Fresh out of graduate school and looking like I had just graduated from high school, I jumped into a church staff role as director of children’s ministry. I had the education, the prior internship, and the experience working with kids. I was ready to make an impact. But I forgot to consider one thing: the assumption that because I didn’t have kids, I couldn’t possibly relate to parents. Women leaders are already more likely to have their authority and expertise questioned in ministry settings. On top of that, people perceived me as not having experience with kids because I wasn’t a mom. How could I minister effectively when others questioned me?

It’s often true that those who have experienced something firsthand have the best knowledge of it. But that premise is problematic when we assume that those who don’t have firsthand experience can’t possibly understand. For me, this translated into the idea that only parents understand children.
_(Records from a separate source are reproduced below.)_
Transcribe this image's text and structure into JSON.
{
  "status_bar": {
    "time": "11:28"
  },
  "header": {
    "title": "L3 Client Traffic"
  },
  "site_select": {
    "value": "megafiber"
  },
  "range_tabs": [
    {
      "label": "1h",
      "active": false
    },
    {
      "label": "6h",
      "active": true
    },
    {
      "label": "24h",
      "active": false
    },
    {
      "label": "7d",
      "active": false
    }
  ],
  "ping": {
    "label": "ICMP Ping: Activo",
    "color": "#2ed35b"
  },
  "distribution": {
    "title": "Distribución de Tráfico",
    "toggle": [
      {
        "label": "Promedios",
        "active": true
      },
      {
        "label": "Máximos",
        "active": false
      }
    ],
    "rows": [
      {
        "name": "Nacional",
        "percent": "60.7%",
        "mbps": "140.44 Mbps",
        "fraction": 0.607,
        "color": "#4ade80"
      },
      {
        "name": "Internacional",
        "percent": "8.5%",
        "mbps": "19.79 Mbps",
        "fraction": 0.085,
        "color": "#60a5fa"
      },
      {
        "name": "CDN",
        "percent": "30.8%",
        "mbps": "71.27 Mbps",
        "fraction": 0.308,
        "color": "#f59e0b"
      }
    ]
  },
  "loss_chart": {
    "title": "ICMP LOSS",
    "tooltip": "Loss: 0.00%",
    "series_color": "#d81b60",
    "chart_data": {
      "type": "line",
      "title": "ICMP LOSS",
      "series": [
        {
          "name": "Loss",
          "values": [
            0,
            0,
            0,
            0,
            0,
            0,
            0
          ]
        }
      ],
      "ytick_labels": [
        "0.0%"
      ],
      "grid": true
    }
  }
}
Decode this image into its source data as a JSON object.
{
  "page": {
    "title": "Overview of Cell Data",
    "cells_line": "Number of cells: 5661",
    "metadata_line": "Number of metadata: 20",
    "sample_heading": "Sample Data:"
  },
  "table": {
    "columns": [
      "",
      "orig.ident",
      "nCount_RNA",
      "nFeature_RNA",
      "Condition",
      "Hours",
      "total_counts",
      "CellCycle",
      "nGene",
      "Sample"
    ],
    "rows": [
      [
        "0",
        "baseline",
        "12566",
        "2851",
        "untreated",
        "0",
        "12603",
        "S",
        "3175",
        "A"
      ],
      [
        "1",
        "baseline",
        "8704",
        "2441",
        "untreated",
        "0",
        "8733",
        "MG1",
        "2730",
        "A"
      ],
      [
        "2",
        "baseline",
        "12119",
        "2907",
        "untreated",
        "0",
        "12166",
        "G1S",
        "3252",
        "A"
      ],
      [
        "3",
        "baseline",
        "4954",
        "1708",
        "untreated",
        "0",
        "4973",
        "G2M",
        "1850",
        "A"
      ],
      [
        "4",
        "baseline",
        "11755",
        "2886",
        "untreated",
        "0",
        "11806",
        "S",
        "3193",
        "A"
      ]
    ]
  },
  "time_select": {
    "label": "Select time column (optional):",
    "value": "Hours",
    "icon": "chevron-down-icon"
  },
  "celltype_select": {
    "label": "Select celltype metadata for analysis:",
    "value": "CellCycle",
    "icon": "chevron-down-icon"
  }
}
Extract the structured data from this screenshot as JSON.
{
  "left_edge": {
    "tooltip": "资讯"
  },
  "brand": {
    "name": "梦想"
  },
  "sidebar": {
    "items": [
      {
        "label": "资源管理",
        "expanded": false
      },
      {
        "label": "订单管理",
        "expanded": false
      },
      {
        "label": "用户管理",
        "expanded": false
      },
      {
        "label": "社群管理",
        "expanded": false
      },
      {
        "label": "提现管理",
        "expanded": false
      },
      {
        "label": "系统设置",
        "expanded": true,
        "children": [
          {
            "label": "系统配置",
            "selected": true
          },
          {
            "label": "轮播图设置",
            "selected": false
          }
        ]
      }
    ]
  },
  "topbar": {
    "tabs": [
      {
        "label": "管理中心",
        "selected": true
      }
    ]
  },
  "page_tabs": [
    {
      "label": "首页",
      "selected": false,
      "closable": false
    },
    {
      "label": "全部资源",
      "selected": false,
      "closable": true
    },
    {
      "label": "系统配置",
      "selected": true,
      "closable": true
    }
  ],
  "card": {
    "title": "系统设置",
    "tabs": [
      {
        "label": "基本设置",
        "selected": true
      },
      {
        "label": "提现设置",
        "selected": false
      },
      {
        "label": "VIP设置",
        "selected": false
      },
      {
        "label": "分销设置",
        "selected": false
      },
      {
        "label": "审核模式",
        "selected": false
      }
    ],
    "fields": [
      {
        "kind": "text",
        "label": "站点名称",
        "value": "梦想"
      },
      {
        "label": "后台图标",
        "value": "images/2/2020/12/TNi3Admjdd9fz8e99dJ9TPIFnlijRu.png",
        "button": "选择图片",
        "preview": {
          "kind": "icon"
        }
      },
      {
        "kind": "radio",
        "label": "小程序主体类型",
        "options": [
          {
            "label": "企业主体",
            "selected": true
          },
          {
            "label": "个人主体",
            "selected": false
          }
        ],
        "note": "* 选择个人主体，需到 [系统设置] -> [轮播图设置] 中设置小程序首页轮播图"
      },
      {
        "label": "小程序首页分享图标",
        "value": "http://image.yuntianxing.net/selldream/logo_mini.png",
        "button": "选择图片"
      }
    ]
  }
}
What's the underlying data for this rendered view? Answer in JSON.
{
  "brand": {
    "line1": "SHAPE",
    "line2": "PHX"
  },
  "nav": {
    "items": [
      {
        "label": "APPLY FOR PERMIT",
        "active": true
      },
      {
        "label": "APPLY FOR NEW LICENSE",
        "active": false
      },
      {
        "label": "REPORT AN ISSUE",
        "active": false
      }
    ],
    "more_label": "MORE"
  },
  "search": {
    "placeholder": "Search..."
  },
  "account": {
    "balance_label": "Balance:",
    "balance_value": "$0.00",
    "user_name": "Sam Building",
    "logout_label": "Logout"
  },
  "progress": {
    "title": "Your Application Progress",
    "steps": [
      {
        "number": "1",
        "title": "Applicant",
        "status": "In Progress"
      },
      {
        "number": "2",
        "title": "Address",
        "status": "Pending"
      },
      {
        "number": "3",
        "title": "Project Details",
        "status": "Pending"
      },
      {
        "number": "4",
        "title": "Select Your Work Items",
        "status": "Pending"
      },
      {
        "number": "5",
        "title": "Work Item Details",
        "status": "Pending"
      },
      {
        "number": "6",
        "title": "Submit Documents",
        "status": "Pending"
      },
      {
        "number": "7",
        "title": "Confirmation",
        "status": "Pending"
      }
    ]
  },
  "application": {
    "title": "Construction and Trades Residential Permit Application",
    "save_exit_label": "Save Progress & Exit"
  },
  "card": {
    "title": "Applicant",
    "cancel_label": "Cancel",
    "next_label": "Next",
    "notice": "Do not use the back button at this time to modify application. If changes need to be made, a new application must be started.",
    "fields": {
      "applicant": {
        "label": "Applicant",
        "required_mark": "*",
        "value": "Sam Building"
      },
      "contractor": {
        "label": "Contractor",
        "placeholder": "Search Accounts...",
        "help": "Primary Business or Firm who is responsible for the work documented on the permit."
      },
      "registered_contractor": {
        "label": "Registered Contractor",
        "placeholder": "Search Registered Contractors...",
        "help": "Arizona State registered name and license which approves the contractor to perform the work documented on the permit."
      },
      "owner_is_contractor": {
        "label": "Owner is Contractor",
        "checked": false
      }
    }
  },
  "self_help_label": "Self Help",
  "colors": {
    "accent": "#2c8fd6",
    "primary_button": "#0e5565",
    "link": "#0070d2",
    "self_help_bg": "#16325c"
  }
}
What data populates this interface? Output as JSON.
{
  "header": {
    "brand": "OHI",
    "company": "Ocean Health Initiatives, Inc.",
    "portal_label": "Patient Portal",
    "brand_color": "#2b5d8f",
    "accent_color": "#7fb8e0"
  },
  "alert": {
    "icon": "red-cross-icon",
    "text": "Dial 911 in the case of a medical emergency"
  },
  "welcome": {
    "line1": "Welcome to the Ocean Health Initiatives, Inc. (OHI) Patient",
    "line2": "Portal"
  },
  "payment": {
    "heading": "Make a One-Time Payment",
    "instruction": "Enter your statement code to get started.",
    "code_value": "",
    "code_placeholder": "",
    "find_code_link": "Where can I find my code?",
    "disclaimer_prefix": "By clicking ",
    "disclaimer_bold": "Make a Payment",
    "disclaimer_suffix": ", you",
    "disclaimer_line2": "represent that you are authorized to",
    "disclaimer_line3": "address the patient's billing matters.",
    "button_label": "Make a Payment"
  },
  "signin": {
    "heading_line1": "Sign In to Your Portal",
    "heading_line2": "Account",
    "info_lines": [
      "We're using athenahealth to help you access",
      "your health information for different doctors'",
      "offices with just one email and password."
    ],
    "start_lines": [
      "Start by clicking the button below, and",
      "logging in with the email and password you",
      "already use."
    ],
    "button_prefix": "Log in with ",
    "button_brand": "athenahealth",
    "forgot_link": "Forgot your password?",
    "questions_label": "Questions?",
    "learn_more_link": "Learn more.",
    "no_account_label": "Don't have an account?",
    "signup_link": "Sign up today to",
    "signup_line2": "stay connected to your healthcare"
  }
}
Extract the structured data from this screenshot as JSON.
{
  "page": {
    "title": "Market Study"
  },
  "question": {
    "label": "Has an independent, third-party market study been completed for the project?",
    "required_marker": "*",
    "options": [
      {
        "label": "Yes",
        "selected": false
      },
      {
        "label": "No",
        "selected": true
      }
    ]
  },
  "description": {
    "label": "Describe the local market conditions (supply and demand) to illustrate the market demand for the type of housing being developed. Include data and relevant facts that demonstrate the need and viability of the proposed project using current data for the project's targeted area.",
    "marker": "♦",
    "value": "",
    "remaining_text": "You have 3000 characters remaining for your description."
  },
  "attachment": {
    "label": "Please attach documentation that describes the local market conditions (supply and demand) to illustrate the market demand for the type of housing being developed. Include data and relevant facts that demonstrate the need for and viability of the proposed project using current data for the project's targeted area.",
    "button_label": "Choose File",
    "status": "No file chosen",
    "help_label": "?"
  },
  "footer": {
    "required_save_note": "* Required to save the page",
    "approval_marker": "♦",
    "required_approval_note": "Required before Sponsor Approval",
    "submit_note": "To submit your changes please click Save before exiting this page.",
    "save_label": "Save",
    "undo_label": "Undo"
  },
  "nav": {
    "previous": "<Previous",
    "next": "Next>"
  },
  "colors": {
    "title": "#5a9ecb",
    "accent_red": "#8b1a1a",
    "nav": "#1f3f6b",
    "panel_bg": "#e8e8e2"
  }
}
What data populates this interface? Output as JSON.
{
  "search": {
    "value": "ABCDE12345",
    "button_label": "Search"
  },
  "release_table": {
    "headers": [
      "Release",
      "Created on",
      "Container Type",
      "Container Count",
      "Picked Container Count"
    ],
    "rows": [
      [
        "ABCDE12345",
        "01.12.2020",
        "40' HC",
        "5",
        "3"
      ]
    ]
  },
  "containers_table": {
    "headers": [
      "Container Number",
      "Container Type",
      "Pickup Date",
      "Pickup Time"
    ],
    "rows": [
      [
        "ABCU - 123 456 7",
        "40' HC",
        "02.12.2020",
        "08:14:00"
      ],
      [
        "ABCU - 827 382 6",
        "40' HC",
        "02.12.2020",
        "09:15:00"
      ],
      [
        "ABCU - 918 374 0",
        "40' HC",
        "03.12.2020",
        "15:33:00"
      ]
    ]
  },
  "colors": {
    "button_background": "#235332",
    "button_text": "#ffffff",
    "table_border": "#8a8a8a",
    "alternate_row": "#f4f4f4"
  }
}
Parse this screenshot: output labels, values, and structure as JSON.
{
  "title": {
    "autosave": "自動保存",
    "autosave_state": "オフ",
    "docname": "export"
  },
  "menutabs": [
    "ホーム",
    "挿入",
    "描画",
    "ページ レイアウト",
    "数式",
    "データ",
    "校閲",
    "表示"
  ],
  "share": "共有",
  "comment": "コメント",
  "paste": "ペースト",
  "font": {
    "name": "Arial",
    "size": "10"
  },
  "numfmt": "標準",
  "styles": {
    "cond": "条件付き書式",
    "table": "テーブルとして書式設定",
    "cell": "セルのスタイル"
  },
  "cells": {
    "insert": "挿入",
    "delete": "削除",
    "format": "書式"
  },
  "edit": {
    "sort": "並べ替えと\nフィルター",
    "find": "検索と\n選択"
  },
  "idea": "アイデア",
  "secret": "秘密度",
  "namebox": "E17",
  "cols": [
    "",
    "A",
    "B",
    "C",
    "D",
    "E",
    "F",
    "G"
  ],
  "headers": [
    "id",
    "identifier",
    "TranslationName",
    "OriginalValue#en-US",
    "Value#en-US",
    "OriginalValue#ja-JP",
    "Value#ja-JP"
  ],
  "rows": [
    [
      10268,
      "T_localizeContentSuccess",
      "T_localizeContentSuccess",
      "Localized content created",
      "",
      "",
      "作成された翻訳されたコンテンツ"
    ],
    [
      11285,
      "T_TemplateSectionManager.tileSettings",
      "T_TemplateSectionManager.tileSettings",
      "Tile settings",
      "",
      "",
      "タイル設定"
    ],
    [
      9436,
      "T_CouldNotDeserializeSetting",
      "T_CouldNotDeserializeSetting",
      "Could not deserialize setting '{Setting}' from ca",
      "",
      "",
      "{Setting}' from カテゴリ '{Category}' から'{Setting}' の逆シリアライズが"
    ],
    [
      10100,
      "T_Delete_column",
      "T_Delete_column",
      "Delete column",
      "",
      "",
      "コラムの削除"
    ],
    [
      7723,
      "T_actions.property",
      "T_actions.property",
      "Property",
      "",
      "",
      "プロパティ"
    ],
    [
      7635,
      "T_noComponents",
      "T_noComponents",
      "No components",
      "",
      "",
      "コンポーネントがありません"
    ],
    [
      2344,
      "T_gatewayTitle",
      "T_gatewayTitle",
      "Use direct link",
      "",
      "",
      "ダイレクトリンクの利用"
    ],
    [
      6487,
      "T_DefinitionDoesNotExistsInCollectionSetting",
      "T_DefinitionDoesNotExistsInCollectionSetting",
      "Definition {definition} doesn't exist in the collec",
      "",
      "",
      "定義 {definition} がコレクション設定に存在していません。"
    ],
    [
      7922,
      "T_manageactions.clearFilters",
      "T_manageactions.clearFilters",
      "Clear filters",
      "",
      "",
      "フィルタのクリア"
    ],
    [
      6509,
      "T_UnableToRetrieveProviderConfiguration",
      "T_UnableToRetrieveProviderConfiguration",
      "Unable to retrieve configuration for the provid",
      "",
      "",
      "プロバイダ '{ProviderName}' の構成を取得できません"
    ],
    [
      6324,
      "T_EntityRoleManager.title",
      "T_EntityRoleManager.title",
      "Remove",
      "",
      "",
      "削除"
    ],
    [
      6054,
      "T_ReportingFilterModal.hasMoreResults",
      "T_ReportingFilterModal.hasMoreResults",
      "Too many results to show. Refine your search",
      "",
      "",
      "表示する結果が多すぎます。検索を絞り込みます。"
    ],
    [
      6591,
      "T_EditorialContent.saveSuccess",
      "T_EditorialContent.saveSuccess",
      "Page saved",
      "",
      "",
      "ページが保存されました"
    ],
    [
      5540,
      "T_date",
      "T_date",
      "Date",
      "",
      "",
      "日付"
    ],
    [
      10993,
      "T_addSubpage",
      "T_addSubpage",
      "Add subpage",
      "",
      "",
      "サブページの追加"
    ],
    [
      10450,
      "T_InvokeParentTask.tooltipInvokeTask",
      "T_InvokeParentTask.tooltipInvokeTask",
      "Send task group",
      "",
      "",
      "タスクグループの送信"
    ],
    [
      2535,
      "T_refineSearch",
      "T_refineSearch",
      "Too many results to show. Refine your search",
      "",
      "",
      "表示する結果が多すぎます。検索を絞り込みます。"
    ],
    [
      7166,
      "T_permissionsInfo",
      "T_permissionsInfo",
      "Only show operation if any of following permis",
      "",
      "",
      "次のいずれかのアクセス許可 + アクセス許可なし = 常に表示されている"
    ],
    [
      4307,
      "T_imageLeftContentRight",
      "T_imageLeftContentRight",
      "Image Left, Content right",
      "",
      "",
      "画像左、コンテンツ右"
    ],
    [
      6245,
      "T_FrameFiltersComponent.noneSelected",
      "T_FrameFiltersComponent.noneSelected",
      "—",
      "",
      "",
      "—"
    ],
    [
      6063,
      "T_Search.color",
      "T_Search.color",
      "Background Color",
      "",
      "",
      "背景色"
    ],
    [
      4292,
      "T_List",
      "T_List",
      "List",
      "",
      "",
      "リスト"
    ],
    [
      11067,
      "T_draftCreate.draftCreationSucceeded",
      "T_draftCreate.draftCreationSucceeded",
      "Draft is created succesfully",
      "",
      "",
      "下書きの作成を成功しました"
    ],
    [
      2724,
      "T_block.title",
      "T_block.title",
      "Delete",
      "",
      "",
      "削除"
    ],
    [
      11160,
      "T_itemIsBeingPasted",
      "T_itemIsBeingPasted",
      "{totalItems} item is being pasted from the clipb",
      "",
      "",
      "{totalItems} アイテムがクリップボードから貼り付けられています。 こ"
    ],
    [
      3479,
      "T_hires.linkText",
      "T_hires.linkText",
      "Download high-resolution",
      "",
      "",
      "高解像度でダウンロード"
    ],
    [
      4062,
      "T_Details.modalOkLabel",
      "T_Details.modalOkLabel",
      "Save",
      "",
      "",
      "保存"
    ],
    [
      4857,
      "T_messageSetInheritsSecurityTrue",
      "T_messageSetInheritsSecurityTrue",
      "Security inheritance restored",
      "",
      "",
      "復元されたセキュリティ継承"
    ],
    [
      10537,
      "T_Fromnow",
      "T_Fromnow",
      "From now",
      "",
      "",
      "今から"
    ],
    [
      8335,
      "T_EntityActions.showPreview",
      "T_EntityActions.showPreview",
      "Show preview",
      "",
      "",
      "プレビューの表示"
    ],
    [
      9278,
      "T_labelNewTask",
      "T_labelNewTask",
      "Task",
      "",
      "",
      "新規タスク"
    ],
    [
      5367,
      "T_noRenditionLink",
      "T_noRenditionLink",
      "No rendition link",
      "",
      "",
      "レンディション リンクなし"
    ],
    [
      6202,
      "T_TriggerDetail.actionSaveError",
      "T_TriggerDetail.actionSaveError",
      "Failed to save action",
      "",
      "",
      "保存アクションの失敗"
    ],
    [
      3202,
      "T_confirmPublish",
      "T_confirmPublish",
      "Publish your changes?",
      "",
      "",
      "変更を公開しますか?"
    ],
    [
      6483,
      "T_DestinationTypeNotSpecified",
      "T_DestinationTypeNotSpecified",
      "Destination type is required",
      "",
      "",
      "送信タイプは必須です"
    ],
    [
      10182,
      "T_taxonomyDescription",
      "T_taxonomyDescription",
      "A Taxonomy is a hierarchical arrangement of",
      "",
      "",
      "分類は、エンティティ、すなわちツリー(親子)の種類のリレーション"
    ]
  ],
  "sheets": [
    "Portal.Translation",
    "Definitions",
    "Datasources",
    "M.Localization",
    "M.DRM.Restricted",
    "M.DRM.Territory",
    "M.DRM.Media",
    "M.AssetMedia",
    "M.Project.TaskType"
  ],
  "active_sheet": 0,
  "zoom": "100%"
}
While this may be true in some respects (after all, only a parent knows what it’s like to go into work after staying up all night with a teething child), it’s not always true. For instance, I didn’t need to be a parent to understand the emotional and spiritual needs of children.

Maybe you’ve experienced this as a young person who’s leading older adults, or as a married woman leading a single moms group. Regardless of your circumstances, it’s frustrating when your authority or expertise is challenged simply because you haven’t had the same life experiences as the people in your ministry. When that happens, I’ve found the following tips to be helpful.

1. Name the source of your inner struggle.

My deepest desire ...

Continue reading...

Tue, 21 March 2017 13:47:00 CST
How to Prepare for Speaking at a Conference

What Ive learned from 15 years of speaking at various events.

All I remember is saying an emphatic yes—over and over again.

I couldn’t believe my luck: 23-year old me had been asked to be the keynote speaker at a weekend conference. But as months went by and the event got closer, my usual last-minute way of operating in life didn’t pan out. I spent the weekend stressed out, working long hours, and sleeping little, leaving little time to connect with the women at the conference. I vowed that if I was ever given the opportunity again, I would never approach another speaking engagement in that way again.

Now, almost 15 years later, I speak at churches, retreats, and conferences on a regular basis. Along the way, I’ve learned that preparation is key when it comes to speaking at an event. As a woman in ministry, there’s a good chance you, too, will get asked to speak at a gathering. My hope is these preparation tips could help you have a better start than I did.

The Invitation

Perhaps a local church has asked you to speak to their Thursday morning mom’s group. Or your denomination has invited you to be their keynote speaker for a weekend retreat. Maybe a large Christian conference has extended you an offer to give a seminar at their three-day event. It’s normal to feel over-the-moon. You’ve been chosen! But is this a good fit?

Before you say “yes,” request a phone date, and interview the organizers of the event:

  • What are their expectations of you?
  • Do you align with their core theological beliefs, and, if not, is this something you can work around?
  • Are they willing to provide fair compensation for your services?
  • If appropriate, do the travel and lodging arrangements meet your needs?

They must be as good a fit for you as you are for them. ...

Continue reading...

Thu, 16 March 2017 08:00:00 CST
Copyright 2017, Christianity Today